In the Senate, where Republicans will take control from Democrats in January following big gains in the Nov. 4 midterm elections, both parties are expected to vote on Thursday to keep their current top leaders.
Senate Majority Leader Harry Reid of Nevada and Minority Leader Mitch McConnell of Kentucky are expected to switch titles but remain in charge of their conferences, lawmakers and aides said.
Their deputies, Majority Whip Richard Durbin of Illinois and Minority Whip John Cornyn of Texas, also are expected to keep their leadership jobs.

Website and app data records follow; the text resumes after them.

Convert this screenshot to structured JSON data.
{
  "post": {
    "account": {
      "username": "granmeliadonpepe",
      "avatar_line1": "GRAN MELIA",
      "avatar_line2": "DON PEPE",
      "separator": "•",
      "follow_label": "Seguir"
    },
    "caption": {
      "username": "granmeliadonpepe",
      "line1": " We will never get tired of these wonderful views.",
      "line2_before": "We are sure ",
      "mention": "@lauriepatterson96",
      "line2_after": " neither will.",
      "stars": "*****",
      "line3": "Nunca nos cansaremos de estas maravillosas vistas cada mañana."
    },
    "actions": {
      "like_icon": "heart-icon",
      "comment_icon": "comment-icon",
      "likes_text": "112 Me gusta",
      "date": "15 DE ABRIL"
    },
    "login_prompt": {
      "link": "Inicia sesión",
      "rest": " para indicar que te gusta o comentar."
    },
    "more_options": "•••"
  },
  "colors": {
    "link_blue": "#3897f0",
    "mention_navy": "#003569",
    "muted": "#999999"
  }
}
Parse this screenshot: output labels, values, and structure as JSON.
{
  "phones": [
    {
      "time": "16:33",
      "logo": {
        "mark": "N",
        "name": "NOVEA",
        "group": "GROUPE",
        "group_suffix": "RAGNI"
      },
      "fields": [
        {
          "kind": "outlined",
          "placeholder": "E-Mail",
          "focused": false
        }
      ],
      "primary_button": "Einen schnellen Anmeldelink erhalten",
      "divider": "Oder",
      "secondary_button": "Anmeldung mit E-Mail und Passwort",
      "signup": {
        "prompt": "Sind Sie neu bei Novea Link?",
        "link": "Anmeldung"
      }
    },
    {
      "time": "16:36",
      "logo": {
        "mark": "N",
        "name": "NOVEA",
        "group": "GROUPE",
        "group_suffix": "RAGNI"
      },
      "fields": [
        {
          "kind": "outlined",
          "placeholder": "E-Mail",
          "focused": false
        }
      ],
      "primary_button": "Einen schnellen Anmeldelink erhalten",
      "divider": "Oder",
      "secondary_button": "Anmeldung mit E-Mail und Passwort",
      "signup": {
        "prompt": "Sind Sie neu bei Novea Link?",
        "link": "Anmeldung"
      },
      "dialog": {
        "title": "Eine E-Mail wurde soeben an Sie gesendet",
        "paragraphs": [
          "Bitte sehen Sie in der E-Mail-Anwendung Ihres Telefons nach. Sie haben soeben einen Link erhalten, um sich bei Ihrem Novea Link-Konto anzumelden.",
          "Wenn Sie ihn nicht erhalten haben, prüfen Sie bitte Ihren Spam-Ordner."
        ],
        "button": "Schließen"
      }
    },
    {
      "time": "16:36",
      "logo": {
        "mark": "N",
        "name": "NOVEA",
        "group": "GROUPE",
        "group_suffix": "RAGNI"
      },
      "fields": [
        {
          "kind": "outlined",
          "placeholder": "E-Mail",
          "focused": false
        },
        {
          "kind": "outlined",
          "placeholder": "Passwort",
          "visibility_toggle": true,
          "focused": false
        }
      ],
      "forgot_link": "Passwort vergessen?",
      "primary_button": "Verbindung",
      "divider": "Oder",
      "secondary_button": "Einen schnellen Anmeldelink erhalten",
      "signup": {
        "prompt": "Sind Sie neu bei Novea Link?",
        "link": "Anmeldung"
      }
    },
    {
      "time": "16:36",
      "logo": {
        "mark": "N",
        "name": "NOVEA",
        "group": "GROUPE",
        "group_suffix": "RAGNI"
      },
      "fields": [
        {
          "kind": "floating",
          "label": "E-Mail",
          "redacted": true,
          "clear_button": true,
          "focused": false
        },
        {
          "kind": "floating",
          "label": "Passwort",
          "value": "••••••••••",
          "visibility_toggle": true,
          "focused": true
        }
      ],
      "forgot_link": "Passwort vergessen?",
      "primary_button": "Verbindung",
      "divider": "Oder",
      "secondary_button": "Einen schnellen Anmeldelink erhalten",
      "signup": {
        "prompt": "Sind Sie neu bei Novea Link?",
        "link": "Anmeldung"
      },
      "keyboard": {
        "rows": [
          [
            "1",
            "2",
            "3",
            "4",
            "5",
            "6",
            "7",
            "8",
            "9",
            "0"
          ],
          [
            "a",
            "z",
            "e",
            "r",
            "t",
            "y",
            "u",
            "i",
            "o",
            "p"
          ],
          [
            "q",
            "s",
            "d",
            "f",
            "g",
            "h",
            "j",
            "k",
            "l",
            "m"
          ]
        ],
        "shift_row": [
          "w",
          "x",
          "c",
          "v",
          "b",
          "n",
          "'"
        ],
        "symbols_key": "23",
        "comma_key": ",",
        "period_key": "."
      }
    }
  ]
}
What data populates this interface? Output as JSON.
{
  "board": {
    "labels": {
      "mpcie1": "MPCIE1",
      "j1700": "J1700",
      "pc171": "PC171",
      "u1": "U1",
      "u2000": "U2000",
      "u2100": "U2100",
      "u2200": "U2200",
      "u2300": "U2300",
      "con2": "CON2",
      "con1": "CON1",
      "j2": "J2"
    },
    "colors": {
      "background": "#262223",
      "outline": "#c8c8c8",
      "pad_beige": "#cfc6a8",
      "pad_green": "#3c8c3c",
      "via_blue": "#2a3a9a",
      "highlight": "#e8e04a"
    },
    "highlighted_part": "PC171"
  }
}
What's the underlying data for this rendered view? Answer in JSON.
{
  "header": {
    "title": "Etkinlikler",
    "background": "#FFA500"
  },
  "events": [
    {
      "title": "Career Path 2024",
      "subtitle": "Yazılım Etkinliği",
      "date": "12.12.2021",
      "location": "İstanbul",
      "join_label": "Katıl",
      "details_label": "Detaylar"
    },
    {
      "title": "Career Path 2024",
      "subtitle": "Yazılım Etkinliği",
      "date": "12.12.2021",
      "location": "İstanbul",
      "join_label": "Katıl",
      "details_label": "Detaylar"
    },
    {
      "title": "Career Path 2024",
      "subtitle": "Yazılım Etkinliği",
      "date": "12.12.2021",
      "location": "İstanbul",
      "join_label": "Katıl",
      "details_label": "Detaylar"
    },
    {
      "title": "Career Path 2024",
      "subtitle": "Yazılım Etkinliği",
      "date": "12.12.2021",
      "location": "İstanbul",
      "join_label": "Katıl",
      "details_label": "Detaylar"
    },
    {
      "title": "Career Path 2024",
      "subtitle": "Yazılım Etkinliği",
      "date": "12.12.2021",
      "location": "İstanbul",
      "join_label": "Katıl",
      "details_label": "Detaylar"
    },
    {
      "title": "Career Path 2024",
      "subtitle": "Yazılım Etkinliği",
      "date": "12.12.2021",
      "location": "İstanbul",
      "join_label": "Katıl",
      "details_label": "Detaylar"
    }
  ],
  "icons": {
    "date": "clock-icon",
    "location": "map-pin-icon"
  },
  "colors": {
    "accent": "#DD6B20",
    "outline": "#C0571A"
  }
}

In the Senate, party leaders and whips are elected by a majority vote from the senators of their party. They serve two-year terms that coincide with congressional sessions.
Republican Senators John Thune of South Dakota, John Barrasso of Wyoming and Roy Blunt of Missouri also are expected to stay in their leadership posts, as will Democratic Senators Charles Schumer of New York and Patty Murray of Washington.
In the House, which will remain under Republican control, Republican lawmakers will vote on leaders on Thursday and nominate a candidate for speaker, who will be elected in January by members of both parties.
Current Speaker John Boehner of Ohio, Majority Leader Kevin McCarthy of California, Majority Whip Steve Scalise of Louisiana and Republican Conference Chair Cathy McMorris Rodgers of Washington are running unopposed.
All will serve two-year terms that coincide with the next congressional session.
Representative Raul Labrador of Idaho, one of a small group of Republicans who tried to oust Boehner as the party's leader in 2013, said he had not heard of a similar effort this year.
"I have no interest in doing anything," Labrador said in an interview with Reuters.
House Democrats will elect their leaders on Nov. 18. Current Minority Leader Nancy Pelosi of California and Minority Whip Steny Hoyer of Maryland will run again, and neither is expected to have opposition.
James Clyburn of South Carolina is expected to stay on as assistant Democratic leader, and Xavier Becerra of California as caucus chairman.
(Editing by John Whitesides and Dan Grebler)